By Seachrist, Lisa
Science News , Vol. 148, No. 20
Physicians and geneticists too readily blame birth defects on a mother's use of alcohol during pregnancy and may miss other genetic causes of the abnormalities, says an Arizona researcher. In a study of children previously identified as suffering from the effects of fetal exposure to alcohol, he found that 13 percent suffered from misdiagnosed genetic problems.
"Some of these children were labeled as suffering from mild cases of fetal alcohol effects, when in fact they have something entirely different," says H. Eugene Hoyme of the University of Arizona Health Sciences Center in Tucson. He urges doctors and geneticists to eliminate the diagnosis of fetal alcohol effects (FAE), considered a mild form of fetal alcohol syndrome.
First described in 1973, fetal alcohol syndrome, one of the most common causes of birth defects, occurs in 1 in 500 to 1 in 1,000 births. Children with the syndrome typically have smaller heads, small eye openings, flattened noses, and smooth upper lips. They also tend to be short and to have low IQs.

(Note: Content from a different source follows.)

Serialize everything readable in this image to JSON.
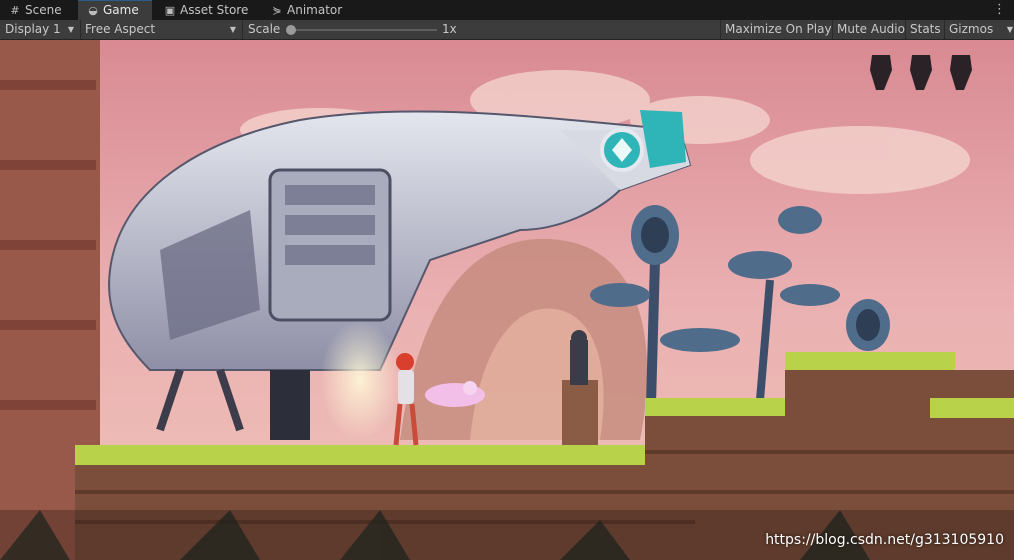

Diagnosis of the disorder hinges on facial abnormalities, short stature, and low IQ, says Hoyme. But children who don't meet all three criteria are often diagnosed with FAE, on the assumption that their birth defects arose from their mothers' drinking during pregnancy. …